France encompasses an extraordinary range of terrain and weather patterns. In the north, grapes sometimes do not see enough sun and warmth to get perfectly ripe. In other years, all might be progressing well and then devastating hail tears through the vineyards, or torrential downpours arrive just before the harvest. Bordeaux has a moderating maritime climate. The prevailing dampness means that disease is a perennial threat, but one such infestation, Botrytis cinerea (noble rot), is a boon for the sweet-wine producers of Sauternes. Burgundy, inland to the north and east, is cooler. Its continental climate, with relatively high rainfall, places it at the northern limit (in the northern hemisphere) for making red wines. But consider those wines: at their best, they have a fragrance, complexity of flavor and silkiness of texture that leaves normally voluble critics speechless. The Loire Valley lies even farther north, but vines still thrive there as a result of the moderating influences of moist Atlantic breezes and the expansive river and its tributaries. In France’s most northerly wine region, Champagne, the grapes barely ripen each year, but that’s rarely a cause for concern—high-acid, relatively low-sugar grapes are perfect raw material for the finest sparkling wines. Climate is only one factor. Terroir, the complete package of soil and subsoil, aspect and altitude, climate and mesoclimate—and any other natural feature that might affect the vines, is what really counts. Soil types vary greatly. Burgundy and Jura have limestone, Beaujolais and the northern Rhône sit on granite, Champagne has chalk, the Médoc has gravel, and some of the vineyards in Châteauneuf-du-Pape are covered with huge, smooth stones for as far as the eye can see. France’s finest vineyards tend to be located on poor soils where little else will thrive.

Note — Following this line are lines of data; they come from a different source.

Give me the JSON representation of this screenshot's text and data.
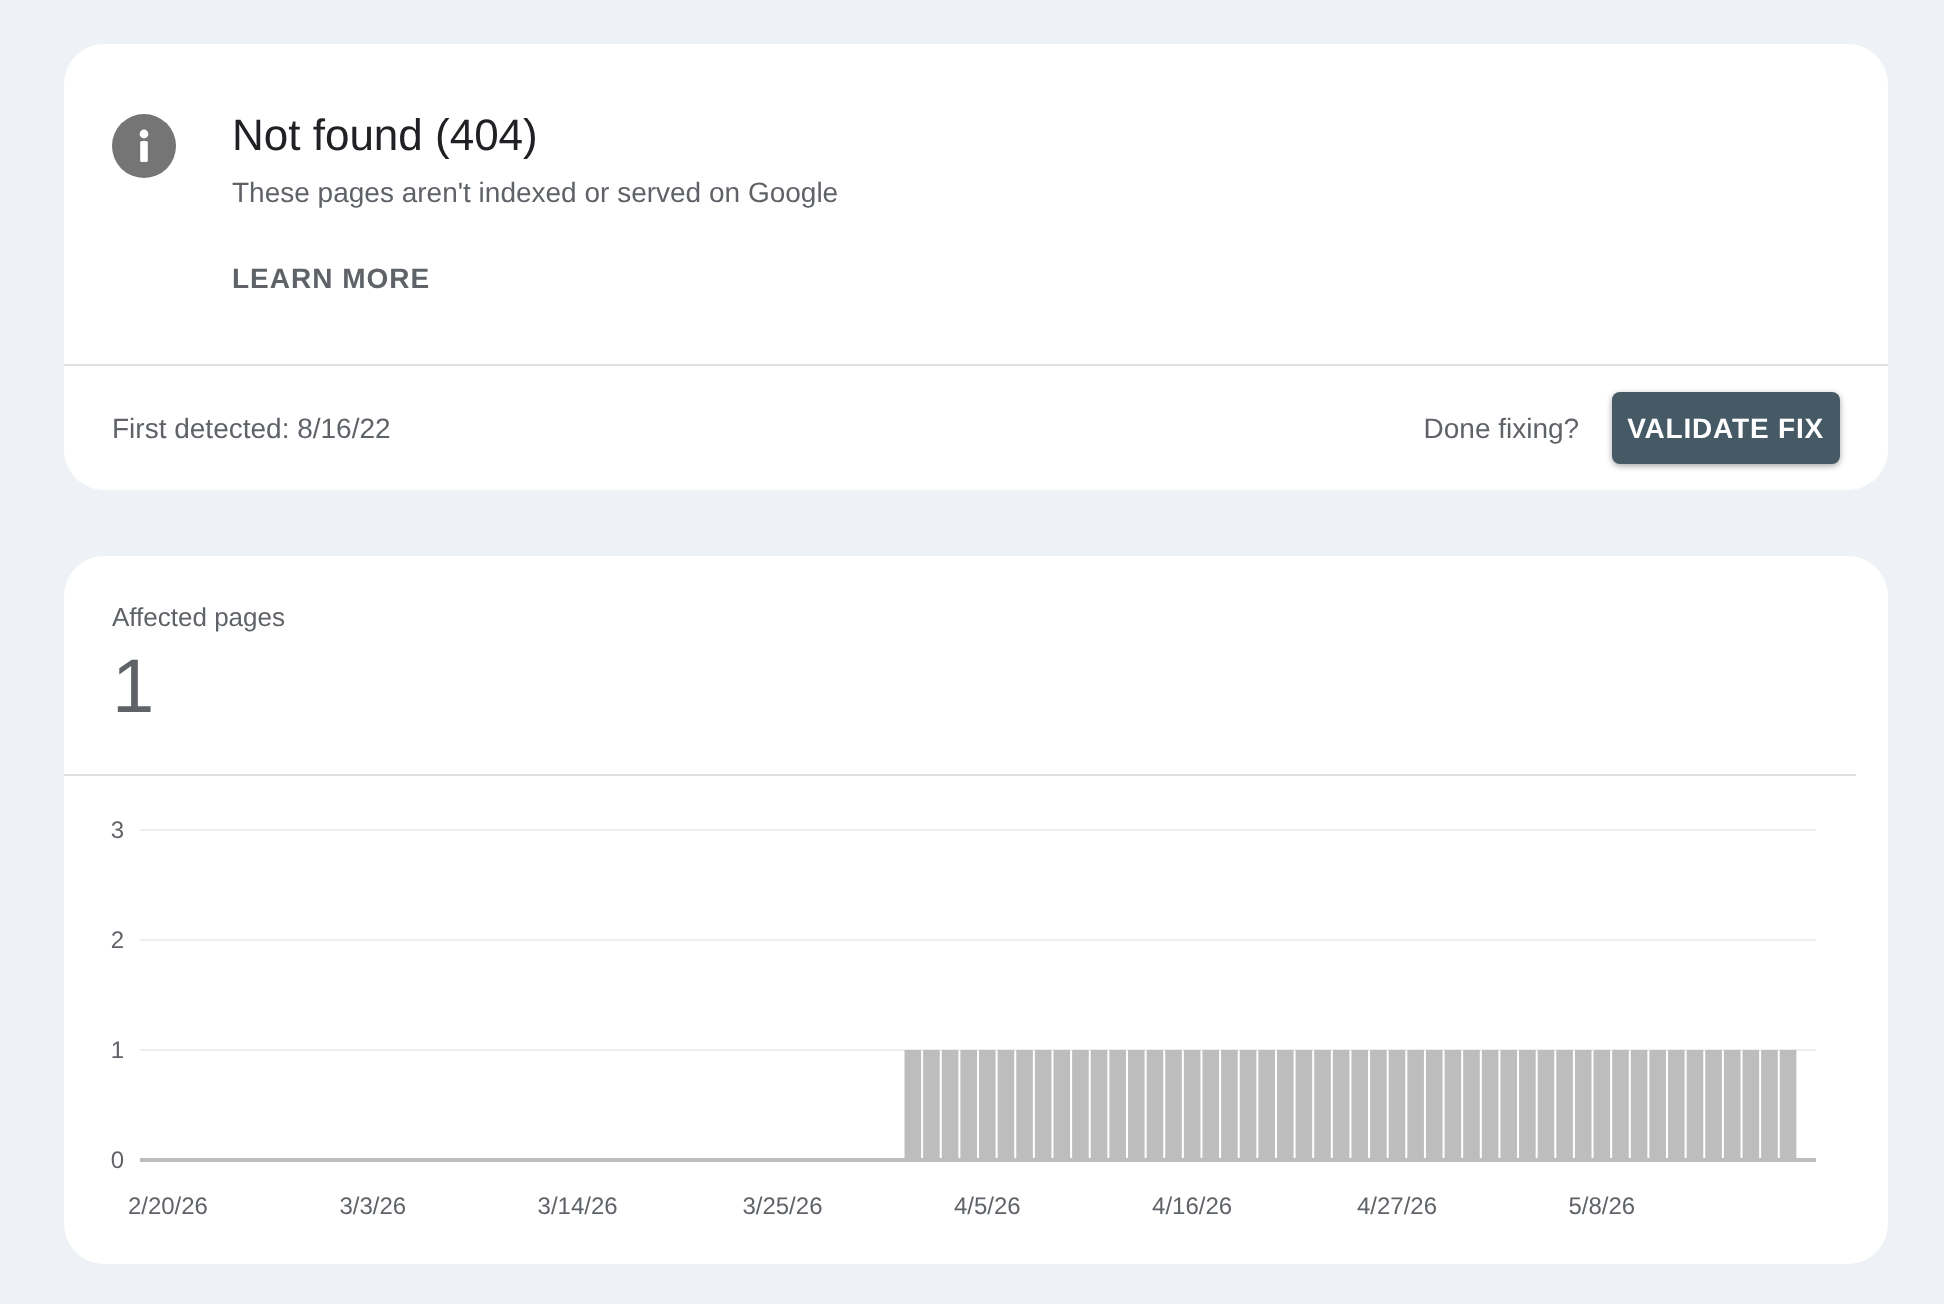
{
  "status_card": {
    "title": "Not found (404)",
    "description": "These pages aren't indexed or served on Google",
    "learn_more": "LEARN MORE",
    "first_detected": "First detected: 8/16/22",
    "done_prompt": "Done fixing?",
    "validate_button": "VALIDATE FIX"
  },
  "affected_card": {
    "label": "Affected pages",
    "count": "1",
    "chart_data": {
      "type": "bar",
      "categories": [
        null,
        "2/20/26",
        null,
        null,
        null,
        null,
        null,
        null,
        null,
        null,
        null,
        null,
        "3/3/26",
        null,
        null,
        null,
        null,
        null,
        null,
        null,
        null,
        null,
        null,
        "3/14/26",
        null,
        null,
        null,
        null,
        null,
        null,
        null,
        null,
        null,
        null,
        "3/25/26",
        null,
        null,
        null,
        null,
        null,
        null,
        null,
        null,
        null,
        null,
        "4/5/26",
        null,
        null,
        null,
        null,
        null,
        null,
        null,
        null,
        null,
        null,
        "4/16/26",
        null,
        null,
        null,
        null,
        null,
        null,
        null,
        null,
        null,
        null,
        "4/27/26",
        null,
        null,
        null,
        null,
        null,
        null,
        null,
        null,
        null,
        null,
        "5/8/26",
        null,
        null,
        null,
        null,
        null,
        null,
        null,
        null,
        null,
        null,
        null
      ],
      "values": [
        0,
        0,
        0,
        0,
        0,
        0,
        0,
        0,
        0,
        0,
        0,
        0,
        0,
        0,
        0,
        0,
        0,
        0,
        0,
        0,
        0,
        0,
        0,
        0,
        0,
        0,
        0,
        0,
        0,
        0,
        0,
        0,
        0,
        0,
        0,
        0,
        0,
        0,
        0,
        0,
        0,
        1,
        1,
        1,
        1,
        1,
        1,
        1,
        1,
        1,
        1,
        1,
        1,
        1,
        1,
        1,
        1,
        1,
        1,
        1,
        1,
        1,
        1,
        1,
        1,
        1,
        1,
        1,
        1,
        1,
        1,
        1,
        1,
        1,
        1,
        1,
        1,
        1,
        1,
        1,
        1,
        1,
        1,
        1,
        1,
        1,
        1,
        1,
        1,
        null
      ],
      "ylim": [
        0,
        3
      ],
      "yticks": [
        0,
        1,
        2,
        3
      ]
    }
  }
}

To read the complete article, please visit http://winereview.planetgrape.com/france-and-the-wines-of-bordeaux/

Sign up for our weekly blogs.  See our upcoming full program and single course schedule. Private, customized corporate training is also available.

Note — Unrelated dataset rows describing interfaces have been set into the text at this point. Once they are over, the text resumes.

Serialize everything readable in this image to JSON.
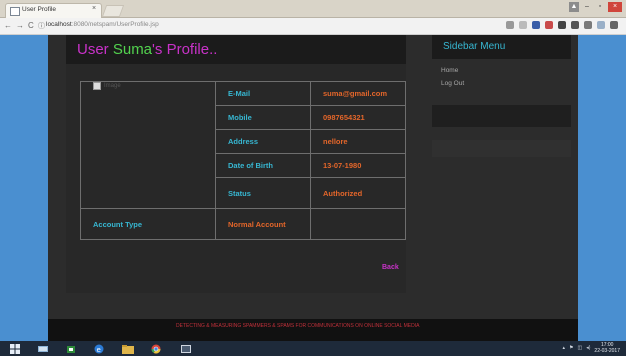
{
  "browser": {
    "tab_title": "User Profile",
    "tab_close": "×",
    "url_host": "localhost",
    "url_path": ":8080/netspam/UserProfile.jsp",
    "nav_back": "←",
    "nav_forward": "→",
    "nav_reload": "C",
    "info_icon": "ⓘ"
  },
  "window": {
    "minimize": "–",
    "maximize": "▫",
    "close": "×"
  },
  "page": {
    "title_prefix": "User ",
    "user_name": "Suma",
    "title_suffix": "'s Profile..",
    "image_alt": "Image",
    "fields": [
      {
        "label": "E-Mail",
        "value": "suma@gmail.com"
      },
      {
        "label": "Mobile",
        "value": "0987654321"
      },
      {
        "label": "Address",
        "value": "nellore"
      },
      {
        "label": "Date of Birth",
        "value": "13-07-1980"
      },
      {
        "label": "Status",
        "value": "Authorized"
      }
    ],
    "account_type_label": "Account Type",
    "account_type_value": "Normal Account",
    "back_link": "Back"
  },
  "sidebar": {
    "title": "Sidebar Menu",
    "items": [
      {
        "label": "Home"
      },
      {
        "label": "Log Out"
      }
    ]
  },
  "footer": {
    "text": "DETECTING & MEASURING SPAMMERS & SPAMS FOR COMMUNICATIONS ON ONLINE SOCIAL MEDIA"
  },
  "taskbar": {
    "time": "17:00",
    "date": "22-03-2017"
  },
  "colors": {
    "accent_magenta": "#c832c8",
    "accent_green": "#52d24e",
    "label_cyan": "#37b7d2",
    "value_orange": "#e4662a",
    "desktop_blue": "#4a8fd0"
  }
}
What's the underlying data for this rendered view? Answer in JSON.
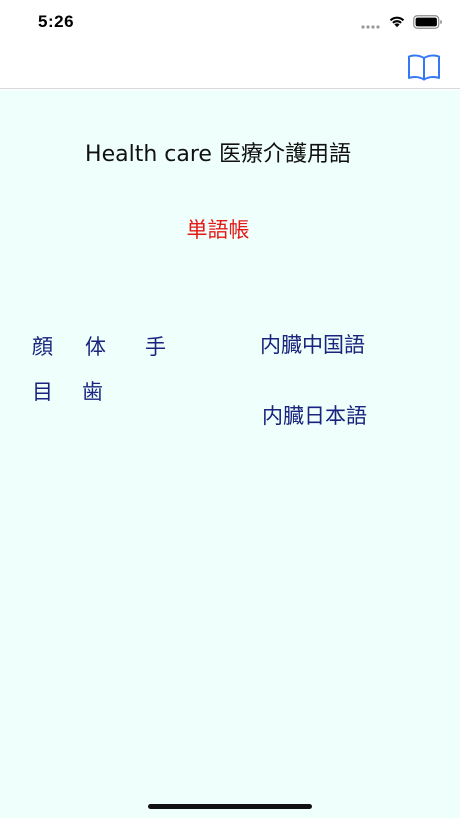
{
  "status_bar": {
    "time": "5:26"
  },
  "nav_bar": {
    "right_icon": "book-icon",
    "accent_color": "#3478f6"
  },
  "main": {
    "title": "Health care 医療介護用語",
    "wordbook_link": "単語帳",
    "categories": {
      "face": "顔",
      "body": "体",
      "hand": "手",
      "eye": "目",
      "tooth": "歯",
      "organs_chinese": "内臓中国語",
      "organs_japanese": "内臓日本語"
    }
  },
  "colors": {
    "background": "#effffb",
    "title": "#111111",
    "wordbook": "#e61919",
    "category": "#1a237e"
  }
}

Photo Credit: Conseil Interprofessionnel du Vin de Bordeaux

By SF Wine School | | Bordeauz, Catherine Fallis, France, Wine Profiles |
next post → ← previous post

ABOUT

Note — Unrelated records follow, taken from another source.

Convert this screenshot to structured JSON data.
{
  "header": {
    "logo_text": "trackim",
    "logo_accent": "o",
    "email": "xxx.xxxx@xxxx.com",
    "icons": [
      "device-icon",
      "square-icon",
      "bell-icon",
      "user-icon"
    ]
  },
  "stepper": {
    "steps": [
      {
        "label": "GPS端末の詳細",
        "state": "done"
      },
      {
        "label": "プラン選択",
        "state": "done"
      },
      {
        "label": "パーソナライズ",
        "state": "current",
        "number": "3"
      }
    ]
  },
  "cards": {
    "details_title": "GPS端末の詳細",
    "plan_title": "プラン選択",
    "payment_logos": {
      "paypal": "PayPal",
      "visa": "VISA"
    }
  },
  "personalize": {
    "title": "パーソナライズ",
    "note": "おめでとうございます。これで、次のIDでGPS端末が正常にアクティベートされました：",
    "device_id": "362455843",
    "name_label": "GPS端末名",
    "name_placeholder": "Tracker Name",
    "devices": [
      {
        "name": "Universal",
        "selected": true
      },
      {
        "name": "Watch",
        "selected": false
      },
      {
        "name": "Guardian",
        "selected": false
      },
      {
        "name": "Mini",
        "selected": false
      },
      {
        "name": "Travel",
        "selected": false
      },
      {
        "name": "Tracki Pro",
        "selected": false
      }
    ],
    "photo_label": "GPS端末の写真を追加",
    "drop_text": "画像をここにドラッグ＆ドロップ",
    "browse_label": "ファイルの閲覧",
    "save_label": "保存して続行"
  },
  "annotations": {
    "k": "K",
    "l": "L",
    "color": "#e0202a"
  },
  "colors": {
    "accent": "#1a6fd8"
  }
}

San Francisco Wine School strives to open up the world of wine to serious students and enthusiasts everywhere while helping people of all levels break into the wine industry, advance their career, or simply pursue their passions. Founded by Master Sommelier and Certified Wine Educator David Glancy, San Francisco Wine School is the largest wine school in the U.S., offering the most thoughtful approach to wine study. Their inspired educational programs and workshops are taught in their state of the art wine education & events center and their cutting edge virtual classroom by industry-leading instructors from all major educational disciplines. San Francisco Wine School’s curriculum features the best content in the business: expert course materials, carefully conceived wine flights, and in-depth blind tasting exercises designed to engage students, illuminate course content and enhance learning. Their brand new sunlight-filled wine education & events center is conveniently located just 5 minutes from San Francisco International Airport and boasts 16-ft high coved ceilings, eight 12-ft tall arched windows, and gorgeous 180 degree views of the San Bruno Mountains, South San Francisco City Hall and the San Francisco Bay, making it the perfect place to enjoy classes, industry seminars and tastings and host a wide variety of private events—from serious educational programs for wine/hospitality industry staff to team-building and other fun, social, private events for wine enthusiasts.

Stay in Touch